### [Exercise directions]
Reproduce all of the data exactly.

______

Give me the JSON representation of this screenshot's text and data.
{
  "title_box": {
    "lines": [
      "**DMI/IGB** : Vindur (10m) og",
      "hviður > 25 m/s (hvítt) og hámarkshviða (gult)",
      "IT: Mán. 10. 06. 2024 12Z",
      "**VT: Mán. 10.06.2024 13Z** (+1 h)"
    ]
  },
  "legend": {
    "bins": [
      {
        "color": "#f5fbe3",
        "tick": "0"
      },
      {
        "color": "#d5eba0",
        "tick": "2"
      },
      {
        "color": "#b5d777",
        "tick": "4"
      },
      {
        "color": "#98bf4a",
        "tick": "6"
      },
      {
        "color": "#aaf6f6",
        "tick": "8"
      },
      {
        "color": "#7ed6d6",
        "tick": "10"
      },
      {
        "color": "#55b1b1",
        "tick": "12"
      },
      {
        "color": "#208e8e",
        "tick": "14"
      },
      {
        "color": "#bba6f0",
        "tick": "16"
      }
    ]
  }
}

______

### [Reply to the task]
Give me the JSON representation of this screenshot's text and data.
{
  "title_box": {
    "lines": [
      "**DMI/IGB** : Vindur (10m) og",
      "hviður > 25 m/s (hvítt) og hámarkshviða (gult)",
      "IT: Mán. 10. 06. 2024 12Z",
      "**VT: Mán. 10.06.2024 13Z** (+1 h)"
    ]
  },
  "legend": {
    "bins": [
      {
        "color": "#f5fbe3",
        "tick": "0"
      },
      {
        "color": "#d5eba0",
        "tick": "2"
      },
      {
        "color": "#b5d777",
        "tick": "4"
      },
      {
        "color": "#98bf4a",
        "tick": "6"
      },
      {
        "color": "#aaf6f6",
        "tick": "8"
      },
      {
        "color": "#7ed6d6",
        "tick": "10"
      },
      {
        "color": "#55b1b1",
        "tick": "12"
      },
      {
        "color": "#208e8e",
        "tick": "14"
      },
      {
        "color": "#bba6f0",
        "tick": "16"
      }
    ]
  }
}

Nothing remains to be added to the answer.